A bone fracture is a complete or incomplete discontinuity of bone caused by a direct or indirect force. 

Diagnosis of Shoulder and Arm Fractures.

X-rays

X-ray images reveal the location of a fractured bone. Also helps to determine whether the break is through the bone or just affects the surface.

 

Computed tomography scan

CT scan reveals that where the fracture has occurred or whether the pieces of bones have separated from each other or not.

 

MRI Scan

If a shoulder or arm fracture is severe, it is suspected that the injury has affected nearby tendons, ligaments, or nerves. It helps to take detailed images of the soft tissue and also reveals whether there are torn or strained ligaments or tendons. The scan also indicates whether the nerve is getting compressed by the bone fragment.

Treatment for Shoulder and Arm Fractures.

Surgery involves internal fixation like screws, wires, or plates, often done if the glenoid is injured if the bone is broken into pieces and is out of place. Splints or casts are used for immobilization. Mobilization with physiotherapy is begun immediately after surgery once it is pain-free. Immediately after surgery, elbow exercises are started, while shoulder exercises may be delayed for a few weeks. The physiotherapy treatment plan depends upon the location and severity of the fracture and also upon the patient's activity. The recovery depends upon the use of physiotherapy to assist in improving motion and strength.

Conservative treatment for Shoulder and Arm Fractures.

Medication

Codeine, Acetaminophen, Tylenol, Cetafen, etc

Note: Medication should be taken under the prescription of the doctor.

Non-operative Physiotherapy treatment for Shoulder and Arm Fractures.

Immobilization

Shoulder immobilizer or sling with no shoulder mobility for the first two weeks. For comfort and arm, support patient is usually given a sling.

 

Cryotherapy

Cryotherapy is given to decrease the swelling.

 

Range of motion exercises

Physiotherapy is started by recommending weekly exercises to slowly increase the shoulder range of motion. Once the cast or sling is removed, though it may take several weeks or months for the broken arm to heal completely, physiotherapy is started.
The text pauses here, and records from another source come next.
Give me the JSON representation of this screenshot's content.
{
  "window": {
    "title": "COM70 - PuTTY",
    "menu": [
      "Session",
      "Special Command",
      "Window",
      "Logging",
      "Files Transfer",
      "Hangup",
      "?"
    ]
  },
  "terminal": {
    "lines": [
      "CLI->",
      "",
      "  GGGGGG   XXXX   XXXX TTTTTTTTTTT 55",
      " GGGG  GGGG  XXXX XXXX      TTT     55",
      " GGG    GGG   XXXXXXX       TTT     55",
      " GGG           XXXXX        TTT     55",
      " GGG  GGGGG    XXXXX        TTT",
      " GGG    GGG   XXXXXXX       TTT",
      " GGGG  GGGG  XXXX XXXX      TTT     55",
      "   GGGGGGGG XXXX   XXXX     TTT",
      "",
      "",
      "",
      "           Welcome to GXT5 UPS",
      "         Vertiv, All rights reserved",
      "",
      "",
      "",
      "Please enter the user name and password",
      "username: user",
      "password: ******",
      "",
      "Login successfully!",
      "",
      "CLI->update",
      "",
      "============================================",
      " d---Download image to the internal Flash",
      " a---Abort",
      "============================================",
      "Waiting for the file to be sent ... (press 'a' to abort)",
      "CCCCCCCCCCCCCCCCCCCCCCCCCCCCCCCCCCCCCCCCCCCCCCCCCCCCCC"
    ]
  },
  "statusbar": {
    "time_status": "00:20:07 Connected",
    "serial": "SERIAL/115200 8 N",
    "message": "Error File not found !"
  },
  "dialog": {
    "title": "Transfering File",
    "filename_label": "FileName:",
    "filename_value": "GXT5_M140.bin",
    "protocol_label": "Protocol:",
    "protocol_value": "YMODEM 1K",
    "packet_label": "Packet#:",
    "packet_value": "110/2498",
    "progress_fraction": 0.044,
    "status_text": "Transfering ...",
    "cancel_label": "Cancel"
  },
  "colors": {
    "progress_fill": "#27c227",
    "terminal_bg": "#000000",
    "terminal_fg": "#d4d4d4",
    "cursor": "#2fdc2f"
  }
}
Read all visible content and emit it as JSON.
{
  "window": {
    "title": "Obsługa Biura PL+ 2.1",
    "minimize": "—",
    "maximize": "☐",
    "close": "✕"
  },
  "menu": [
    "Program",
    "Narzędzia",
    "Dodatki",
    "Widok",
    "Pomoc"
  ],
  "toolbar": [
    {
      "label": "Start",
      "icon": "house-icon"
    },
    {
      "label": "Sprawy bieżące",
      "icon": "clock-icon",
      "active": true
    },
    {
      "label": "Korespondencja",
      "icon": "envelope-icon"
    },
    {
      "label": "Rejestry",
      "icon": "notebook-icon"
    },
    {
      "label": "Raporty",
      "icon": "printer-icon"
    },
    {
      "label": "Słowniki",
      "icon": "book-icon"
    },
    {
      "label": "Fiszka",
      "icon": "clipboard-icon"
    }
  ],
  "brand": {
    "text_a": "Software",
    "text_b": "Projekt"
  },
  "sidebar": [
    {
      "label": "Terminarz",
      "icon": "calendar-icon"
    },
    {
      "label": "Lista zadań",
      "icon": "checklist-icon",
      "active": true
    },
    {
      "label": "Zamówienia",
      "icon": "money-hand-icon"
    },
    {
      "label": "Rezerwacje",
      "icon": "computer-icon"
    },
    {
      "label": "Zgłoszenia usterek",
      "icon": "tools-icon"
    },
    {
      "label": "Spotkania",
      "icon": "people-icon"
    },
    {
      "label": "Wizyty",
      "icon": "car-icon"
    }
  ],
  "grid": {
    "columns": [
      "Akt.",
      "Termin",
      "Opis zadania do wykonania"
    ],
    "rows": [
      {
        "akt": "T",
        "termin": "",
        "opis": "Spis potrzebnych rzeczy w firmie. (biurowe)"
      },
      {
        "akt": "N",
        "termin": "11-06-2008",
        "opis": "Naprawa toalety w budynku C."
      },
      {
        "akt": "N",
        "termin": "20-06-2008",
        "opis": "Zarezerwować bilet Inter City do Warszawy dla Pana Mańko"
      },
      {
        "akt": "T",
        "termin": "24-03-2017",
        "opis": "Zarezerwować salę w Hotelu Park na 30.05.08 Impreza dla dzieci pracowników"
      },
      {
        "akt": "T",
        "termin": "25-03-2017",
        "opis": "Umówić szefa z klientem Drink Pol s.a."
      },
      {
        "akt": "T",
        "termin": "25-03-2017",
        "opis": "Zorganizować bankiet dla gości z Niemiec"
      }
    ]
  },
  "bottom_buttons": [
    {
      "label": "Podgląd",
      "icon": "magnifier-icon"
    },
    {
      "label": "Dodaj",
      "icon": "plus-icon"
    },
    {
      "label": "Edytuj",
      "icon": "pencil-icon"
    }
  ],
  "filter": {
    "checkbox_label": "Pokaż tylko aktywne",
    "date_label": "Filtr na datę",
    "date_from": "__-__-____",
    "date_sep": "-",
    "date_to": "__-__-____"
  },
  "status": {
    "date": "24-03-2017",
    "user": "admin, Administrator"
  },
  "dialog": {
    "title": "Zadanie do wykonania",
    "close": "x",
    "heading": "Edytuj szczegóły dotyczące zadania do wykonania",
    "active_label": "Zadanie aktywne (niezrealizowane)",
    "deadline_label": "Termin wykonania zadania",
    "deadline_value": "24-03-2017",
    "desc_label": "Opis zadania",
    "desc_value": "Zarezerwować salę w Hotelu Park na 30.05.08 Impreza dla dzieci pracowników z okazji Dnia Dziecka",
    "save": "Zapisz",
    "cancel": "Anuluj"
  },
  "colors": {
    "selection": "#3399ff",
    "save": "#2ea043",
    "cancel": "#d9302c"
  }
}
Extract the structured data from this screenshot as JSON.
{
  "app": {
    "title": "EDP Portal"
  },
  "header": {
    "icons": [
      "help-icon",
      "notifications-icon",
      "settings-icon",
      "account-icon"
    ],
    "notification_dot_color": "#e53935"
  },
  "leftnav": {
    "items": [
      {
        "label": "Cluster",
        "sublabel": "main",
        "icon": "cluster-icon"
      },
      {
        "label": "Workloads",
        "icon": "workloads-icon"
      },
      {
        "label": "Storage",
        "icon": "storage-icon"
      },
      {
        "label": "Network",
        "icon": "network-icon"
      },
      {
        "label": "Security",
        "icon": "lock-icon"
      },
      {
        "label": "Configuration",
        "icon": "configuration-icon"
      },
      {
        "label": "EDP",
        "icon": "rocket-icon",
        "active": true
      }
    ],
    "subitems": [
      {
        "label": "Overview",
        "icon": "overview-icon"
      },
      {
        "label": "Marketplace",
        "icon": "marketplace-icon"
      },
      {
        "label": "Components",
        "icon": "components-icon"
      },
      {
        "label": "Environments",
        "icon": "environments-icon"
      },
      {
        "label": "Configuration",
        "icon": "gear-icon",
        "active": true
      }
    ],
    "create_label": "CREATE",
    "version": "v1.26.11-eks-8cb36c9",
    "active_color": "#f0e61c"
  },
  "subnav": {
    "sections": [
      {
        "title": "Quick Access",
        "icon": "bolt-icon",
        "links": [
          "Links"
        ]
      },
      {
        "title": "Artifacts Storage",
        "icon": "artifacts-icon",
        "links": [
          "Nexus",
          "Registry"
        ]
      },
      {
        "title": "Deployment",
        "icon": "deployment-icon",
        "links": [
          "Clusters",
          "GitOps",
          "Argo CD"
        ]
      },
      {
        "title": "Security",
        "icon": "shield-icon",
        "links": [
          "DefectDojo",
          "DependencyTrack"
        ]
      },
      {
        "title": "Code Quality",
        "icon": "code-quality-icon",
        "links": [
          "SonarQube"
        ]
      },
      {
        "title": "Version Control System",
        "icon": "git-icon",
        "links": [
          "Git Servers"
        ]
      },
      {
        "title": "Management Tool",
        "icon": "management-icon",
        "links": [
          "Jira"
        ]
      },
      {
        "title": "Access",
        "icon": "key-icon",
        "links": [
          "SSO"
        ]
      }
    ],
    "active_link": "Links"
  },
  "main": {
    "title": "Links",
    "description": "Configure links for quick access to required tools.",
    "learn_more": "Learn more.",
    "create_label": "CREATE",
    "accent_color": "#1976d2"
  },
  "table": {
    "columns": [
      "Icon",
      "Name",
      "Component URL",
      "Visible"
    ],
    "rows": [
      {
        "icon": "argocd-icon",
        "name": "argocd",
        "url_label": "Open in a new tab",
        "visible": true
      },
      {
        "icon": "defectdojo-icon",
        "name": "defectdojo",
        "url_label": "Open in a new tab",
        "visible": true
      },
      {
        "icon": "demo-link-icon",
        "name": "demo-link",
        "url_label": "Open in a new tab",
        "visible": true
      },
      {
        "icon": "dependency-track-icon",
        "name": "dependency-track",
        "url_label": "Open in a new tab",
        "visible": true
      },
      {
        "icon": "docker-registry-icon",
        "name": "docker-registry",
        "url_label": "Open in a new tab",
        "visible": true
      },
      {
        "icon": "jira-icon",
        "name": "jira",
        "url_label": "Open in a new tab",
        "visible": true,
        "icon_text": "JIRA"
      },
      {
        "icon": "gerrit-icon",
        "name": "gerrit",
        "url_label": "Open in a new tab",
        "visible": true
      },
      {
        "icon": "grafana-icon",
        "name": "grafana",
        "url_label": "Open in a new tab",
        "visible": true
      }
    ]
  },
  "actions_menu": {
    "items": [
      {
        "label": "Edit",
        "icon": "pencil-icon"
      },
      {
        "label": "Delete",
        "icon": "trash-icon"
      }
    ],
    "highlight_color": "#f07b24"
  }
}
Physiotherapy involves gradually increasing the activities to restore joint motion, muscle strength, and flexibility. Rehabilitation will continue until the muscles, ligaments and other soft tissues perform normally.

Exercises to move the shoulder joint through its full range of motion, such as Codman exercises (pendulum exercises), even if the fractured arm is in a sling, range of motion exercises should be started.

 

Strengthening exercises

Finger movements and static contractions for muscles working over the immobilized joints should be started immediately and should be continued throughout the period.

 

Functional exercises

These exercises are done to meet the patient's needs during home, work, leisure. In preparing a patient to return to work, the therapist trains in a way that the patient may have to work all day according to the type of work involved e.g. heavy laboring, industrial work on a production bench requiring repetitive movements of the hand or foot or both.

Patient Education.

The patient's cooperation is necessary for the rehabilitation process. The patient must complete range of motion, strengthening, and other exercises prescribed by the physiotherapist daily.